A cold sore onyour lips or on your genitals is referred to herpes, Ithink you might've heard that term before, andit's caused by a virus referred to as the herpes simplex virus. The herpes simplex virus orHSV comes in two flavors. There's HSV1, and there's HSV2. It used to be believed thatHSV1 mainly caused oral lesions, so I'll write up here oral,and HSV2 mainly caused
genital sores or genital lesions. But more recently, it's beennoted that HSV2 can cause oral sores, and HSV1 cancause genital sores as well. And in fact, this typeof infection is so common that 90% of Americans areexposed to this by 50 years old. So they're exposed in a variety of ways, which makes herpes simplex virus a sexually transmitteddisease, so if we talk
about the modes oftransmission or how it spreads from one infected personto an uninfected person, that can include sex,which can be oral sex, vaginal sex, or even anal sex. Childbirth is an importantmode of transmission as well. If an infected mother has any active sores while she's giving birth,her baby can get exposed to the herpes virus.
Or even outside of childbirth,any contact with open sores can cause transmission of the virus. Or if you were to come intocontact with the bodily fluid that's infected with HSV in another way, so if you were to share bodily fluids, like a healthcare workerthat gets stabbed by a needle that was used to draw bloodfrom a patient that has HSV, that counts as a modeof transmission as well.
And we'll talk moreabout that in a second. Generally, from the firstpoint of infection right here, so I'll write infection, and we'll make this type of timeline right here. It takes about four to seven days before the first sores appear. And once they're there,it takes about 10 days for them to heal up and go away.
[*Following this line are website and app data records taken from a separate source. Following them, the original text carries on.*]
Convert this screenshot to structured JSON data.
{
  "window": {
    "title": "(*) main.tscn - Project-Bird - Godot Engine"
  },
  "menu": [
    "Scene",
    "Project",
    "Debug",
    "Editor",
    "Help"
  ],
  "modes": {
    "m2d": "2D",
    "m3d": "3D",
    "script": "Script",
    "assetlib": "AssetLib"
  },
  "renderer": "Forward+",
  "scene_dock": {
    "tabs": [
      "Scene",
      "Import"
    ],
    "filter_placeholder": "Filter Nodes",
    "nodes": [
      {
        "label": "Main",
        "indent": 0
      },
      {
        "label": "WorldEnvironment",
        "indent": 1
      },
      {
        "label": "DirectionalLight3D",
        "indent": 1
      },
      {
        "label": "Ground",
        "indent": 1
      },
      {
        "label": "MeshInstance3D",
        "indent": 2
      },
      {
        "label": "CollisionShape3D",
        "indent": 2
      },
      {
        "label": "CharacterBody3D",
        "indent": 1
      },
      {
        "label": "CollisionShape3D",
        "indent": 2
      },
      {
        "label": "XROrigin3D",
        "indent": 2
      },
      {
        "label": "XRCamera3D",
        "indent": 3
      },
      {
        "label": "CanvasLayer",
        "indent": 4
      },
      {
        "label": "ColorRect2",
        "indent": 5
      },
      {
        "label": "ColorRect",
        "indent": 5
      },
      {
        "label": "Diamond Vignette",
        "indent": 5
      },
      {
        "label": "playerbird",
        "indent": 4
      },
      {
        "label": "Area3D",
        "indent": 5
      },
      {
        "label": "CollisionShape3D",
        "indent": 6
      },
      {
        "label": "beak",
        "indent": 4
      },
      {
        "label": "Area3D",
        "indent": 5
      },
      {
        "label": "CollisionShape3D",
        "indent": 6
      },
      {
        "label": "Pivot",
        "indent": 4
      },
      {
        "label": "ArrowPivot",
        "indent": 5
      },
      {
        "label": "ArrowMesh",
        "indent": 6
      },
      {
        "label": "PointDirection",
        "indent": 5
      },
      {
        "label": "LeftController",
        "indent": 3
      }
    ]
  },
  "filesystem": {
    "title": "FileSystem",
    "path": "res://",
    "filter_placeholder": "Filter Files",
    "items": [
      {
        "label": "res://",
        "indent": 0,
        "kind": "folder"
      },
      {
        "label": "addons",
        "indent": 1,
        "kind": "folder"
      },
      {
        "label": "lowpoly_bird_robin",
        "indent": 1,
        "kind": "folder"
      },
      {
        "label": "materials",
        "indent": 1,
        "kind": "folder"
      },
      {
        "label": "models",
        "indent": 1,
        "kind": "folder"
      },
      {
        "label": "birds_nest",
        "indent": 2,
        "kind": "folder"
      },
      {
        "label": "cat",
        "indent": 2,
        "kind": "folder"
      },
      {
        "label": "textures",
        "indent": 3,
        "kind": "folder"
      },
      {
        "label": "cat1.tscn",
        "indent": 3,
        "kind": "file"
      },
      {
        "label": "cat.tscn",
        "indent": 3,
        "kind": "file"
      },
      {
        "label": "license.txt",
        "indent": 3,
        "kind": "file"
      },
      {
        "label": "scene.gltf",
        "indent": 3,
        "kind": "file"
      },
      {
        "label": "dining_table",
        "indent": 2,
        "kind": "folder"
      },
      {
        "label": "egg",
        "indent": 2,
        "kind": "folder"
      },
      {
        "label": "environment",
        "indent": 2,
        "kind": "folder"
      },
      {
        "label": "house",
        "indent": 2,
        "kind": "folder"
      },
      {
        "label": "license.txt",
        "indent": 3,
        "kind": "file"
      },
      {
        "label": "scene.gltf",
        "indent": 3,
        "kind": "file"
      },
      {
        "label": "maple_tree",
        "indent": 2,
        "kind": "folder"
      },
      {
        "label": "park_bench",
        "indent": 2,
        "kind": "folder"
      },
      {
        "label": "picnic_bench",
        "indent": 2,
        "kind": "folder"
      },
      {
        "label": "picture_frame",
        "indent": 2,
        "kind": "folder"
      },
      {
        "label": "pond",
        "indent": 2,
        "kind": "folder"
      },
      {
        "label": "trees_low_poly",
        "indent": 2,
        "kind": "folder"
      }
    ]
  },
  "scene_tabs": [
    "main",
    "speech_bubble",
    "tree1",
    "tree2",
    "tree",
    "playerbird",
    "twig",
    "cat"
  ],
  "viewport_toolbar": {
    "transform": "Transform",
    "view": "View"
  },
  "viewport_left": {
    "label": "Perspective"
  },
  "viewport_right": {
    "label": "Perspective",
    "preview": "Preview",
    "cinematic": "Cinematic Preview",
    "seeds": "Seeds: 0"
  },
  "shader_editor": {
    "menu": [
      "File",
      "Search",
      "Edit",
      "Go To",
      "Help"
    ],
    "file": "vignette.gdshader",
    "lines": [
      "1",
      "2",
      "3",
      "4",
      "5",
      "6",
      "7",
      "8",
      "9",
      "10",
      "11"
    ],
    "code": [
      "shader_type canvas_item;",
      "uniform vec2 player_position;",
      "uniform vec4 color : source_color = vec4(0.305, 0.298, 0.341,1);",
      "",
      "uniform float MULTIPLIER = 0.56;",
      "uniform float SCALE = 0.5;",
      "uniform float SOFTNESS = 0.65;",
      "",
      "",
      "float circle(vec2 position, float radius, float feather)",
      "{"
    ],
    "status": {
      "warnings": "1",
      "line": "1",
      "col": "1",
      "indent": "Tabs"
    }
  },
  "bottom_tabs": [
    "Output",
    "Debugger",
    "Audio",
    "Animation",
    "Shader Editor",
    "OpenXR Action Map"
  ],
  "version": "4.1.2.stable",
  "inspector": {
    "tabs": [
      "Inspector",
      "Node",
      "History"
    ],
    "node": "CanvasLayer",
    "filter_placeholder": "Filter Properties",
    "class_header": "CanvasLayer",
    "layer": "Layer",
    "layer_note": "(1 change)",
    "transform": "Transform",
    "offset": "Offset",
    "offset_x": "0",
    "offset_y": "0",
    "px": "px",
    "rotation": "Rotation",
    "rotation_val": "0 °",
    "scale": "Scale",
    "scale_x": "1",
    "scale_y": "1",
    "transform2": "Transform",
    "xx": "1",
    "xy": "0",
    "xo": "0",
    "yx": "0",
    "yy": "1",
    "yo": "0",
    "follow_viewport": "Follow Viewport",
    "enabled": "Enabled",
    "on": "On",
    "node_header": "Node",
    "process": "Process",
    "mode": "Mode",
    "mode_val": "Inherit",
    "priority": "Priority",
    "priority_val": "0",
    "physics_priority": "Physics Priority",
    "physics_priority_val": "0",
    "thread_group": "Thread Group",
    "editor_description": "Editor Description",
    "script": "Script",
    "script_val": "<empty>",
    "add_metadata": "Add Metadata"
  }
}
There are six main symptomsthat I'll mention here, and we'll start off here, where you might recognizethis is somebody's lips right here, and they've developeda cold sore right there. The technical term for this,because it's caused by herpes, we call it herpes labialis. So for shorthand, I'lldenote this triangle to represent the HSV virus.
Pathophysiology of herpes
Narrator When we're talking about the pathophysiology of a disease, we're trying to figure out howthat disease causes symptoms. So in the case of herpes,or the herpes simplex virus, we're trying to figure outhow the virus infects cells, and causes symptoms. So let's take a look atthis skin cell over here, this is a cell that may live on your lips,
and here's the nucleus, I'm gonna draw it dotted so we can see what's going on inside. And in there there's going to be some DNA. And I'll draw it like thiseven though DNA is a lot more tightly wound than it is here. Then I'll label these thingsso this dotted line here, I mentioned was the nucleus.
Or we can also refer to itas the nuclear envelope. And then on the inside, this guy is our cell's DNA. It's our own DNA or our nucleicacid that lives in there. Now let's imagine thiscell's going to be infected by the herpes virus soI will use this triangle to symbolize herpes, and so this triangle or thisvirus will come and attach
on to the cell membrane here. And within the cell, theherpes has its own DNA. The viral DNA that existsas well as some proteins that are in here and I'llexplain in a few minutes what these proteins help it do. But just realize firstoff this green border, the triangle on the outside, is a nucleocapsid.
This helps the virus injectthe DNA and the proteins into the cell, like we'll see in a minute. Right here we've got some proteins, as I'll mention in a few minutes. These help incorporate the viral DNA into the human or host DNA. And finally this yellow strand right here is the viral DNA.
So this is the DNA ofthe herpes simplex virus. And so our first step hereis that the nucleocapsid has proteins that helpinject the viral DNA and these proteins into the human cell. Which means that as I'll draw right here, is to inject viral DNA. So once we do that, letme just draw our cell again over here.